Experts urge FG to implement environmental laws
Experts have urged the federal government to implement environmental laws. This was said in an excursion held in Abuja, Nigeria’s capital for participants of the United Nations Development Program (UNDP) funded project tagged “Deploying the Power of IT-Engaged Youths in Effective Plastic Use and Waste Management”,
The visit was to the Gwoza dump site (the final disposal site of all solid waste that comes from the city centre and its environs) and according to the facilitators, it was aimed at properly enlightening the participants on the disposal of waste in Abuja, and to task their minds on more innovative ways to deal with plastic waste management. One of the facilitators, who doubled as the site manager, Engineer Francis Agbarakwe, revealed that the site covered waste in the city centre and outside the city centre to discourage pockets of open dump.
He explained: “Abuja Environmental Protection Board covers waste collection in the city centre but at the final disposal site, we allow waste that comes from the environs outside the city centre to prevent open dumping. Basically, on a daily average, we record about 900 to 1000 tons of waste. The scavengers loitering around also help in reducing the waste span by taking away some of the recyclables and reselling them.

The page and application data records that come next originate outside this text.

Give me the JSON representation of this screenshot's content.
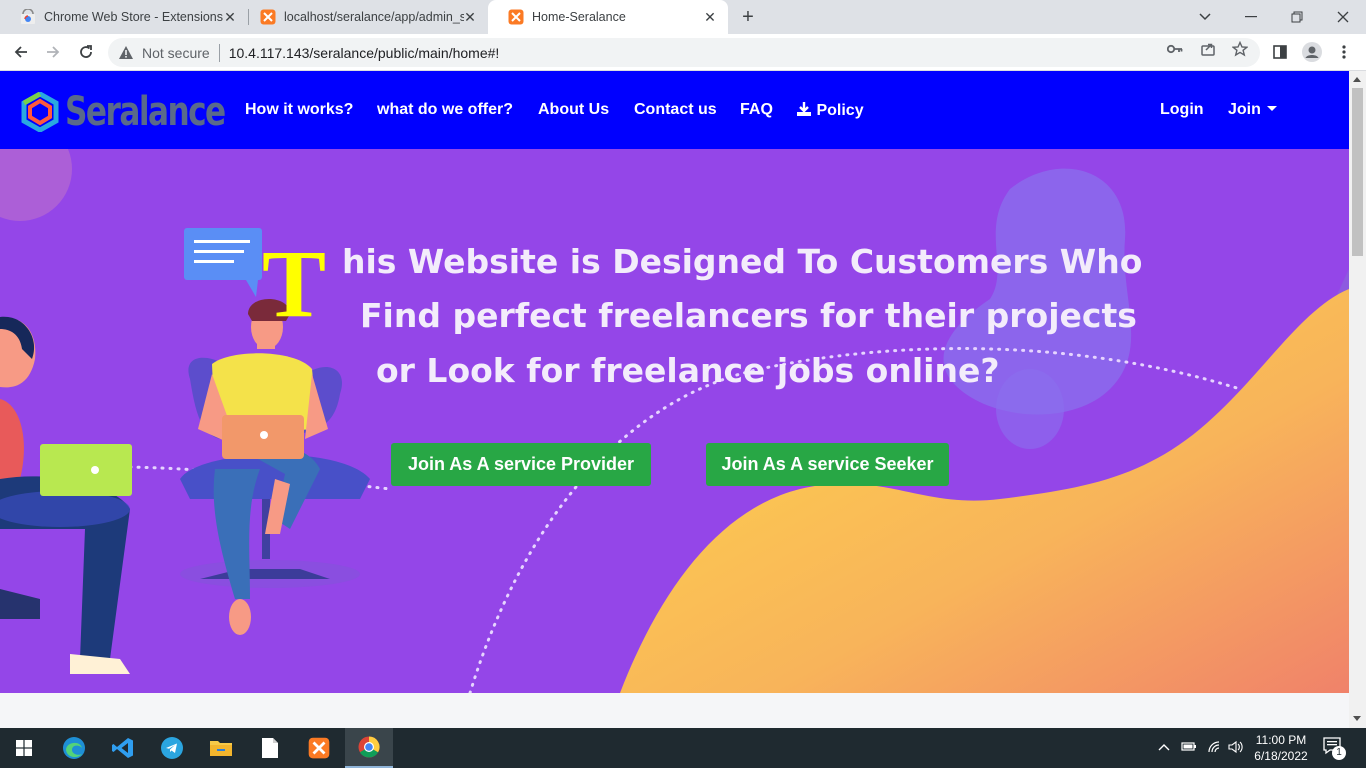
{
  "browser": {
    "tabs": [
      {
        "title": "Chrome Web Store - Extensions",
        "icon": "chrome-web-store-icon",
        "active": false
      },
      {
        "title": "localhost/seralance/app/admin_s",
        "icon": "xampp-icon",
        "active": false
      },
      {
        "title": "Home-Seralance",
        "icon": "xampp-icon",
        "active": true
      }
    ],
    "security_label": "Not secure",
    "url": "10.4.117.143/seralance/public/main/home#!"
  },
  "site": {
    "logo_text": "Seralance",
    "nav": {
      "how": "How it works?",
      "offer": "what do we offer?",
      "about": "About Us",
      "contact": "Contact us",
      "faq": "FAQ",
      "policy": "Policy",
      "login": "Login",
      "join": "Join"
    },
    "hero": {
      "initial": "T",
      "line1": "his Website is Designed To Customers Who",
      "line2": "Find perfect freelancers for their projects",
      "line3": "or Look for freelance jobs online?",
      "btn_provider": "Join As A service Provider",
      "btn_seeker": "Join As A service Seeker"
    },
    "colors": {
      "navbar": "#0000ff",
      "hero": "#9446e8",
      "button": "#28a745",
      "initial": "#ffff00"
    }
  },
  "taskbar": {
    "apps": [
      "windows-start-icon",
      "edge-icon",
      "vscode-icon",
      "telegram-icon",
      "file-explorer-icon",
      "notepad-icon",
      "xampp-icon",
      "chrome-icon"
    ],
    "time": "11:00 PM",
    "date": "6/18/2022",
    "notification_count": "1"
  }
}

“We brought the participants here so they can see what we explain to them in their lecture hall; they can now see it practically. It doesn’t appear fantastical although the government is doing its best but more can still be done.”
One of the brains behind the project and the Managing Director of Pearls Learning Hub, the host centre of the participants, Engr. Adeolu Odusola, tasked the government and residents to do more in their attitudes to waste management.
He added that while the government strive to be intentional in implementing environmental laws, the residents should also play their part.
In his words: “Well, I hope people know what this place is. It is the Gwoza site where all waste in Abuja is dumped. I hardly can open my mouth to talk because a fly can jump inside if I am not careful. You can see how smelly and untidy it is. But that is who we are, this is the best that we have right now in Abuja, the flagship of Nigeria. If you go to Lagos, it is the same thing; it shows that there is so much that we are not doing right as a people in Nigeria.
“When you come here, you see the consequence of the value that we exhibit, the values of carelessness. Who cares about managing things? Who cares about doing things right? The waste here can be recycled into products that can generate millions of naira. They have not been handled properly; that is the reason I am so glad that I am seeing young people who are the future of this country, hoping they take the right decision instead of leaving the country.
“They come together to think out ways to solve these problems and that is why we have this project we are currently on with the UNDP through the Small Grant Project we are trusting that in the next few weeks, these youths will do better. I am really waiting to see the suggestions. The government should not just make environmental laws but also see to their implementation. A lot more can be done like getting things more organized, training people right from basic school and putting collector bins for easy waste disposal.”
A courtesy visit was made to the office of the director of the Abuja Environmental Protection Board. Zainab Umar, Director Environment Conservation, on behalf of the Board, lauded the aim of the project and urged the participants to uphold all that has been thought in the cause of the excursion.
One of the participants, Ogoche Victor, expressed his excitement at the excursion. He said: … I am inspired into creating a situation where picking waste will be very exciting. It becomes fun not a norm. I call on the government to be intentional with implementing laws that protect our environment.”
Another participant, Naomi Asogwa, revealed her intention to extend her newfound knowledge to her school colleagues. In her words: “I am a student and I am pleased to be part of this. Growing up I have never liked the idea of littering the environment. But I wasn’t bold enough to tell other people around me not to do it, but this program has instilled in me boldness. I am confident enough to talk to both my fellow students and elders on the need to properly dispose of solid waste.”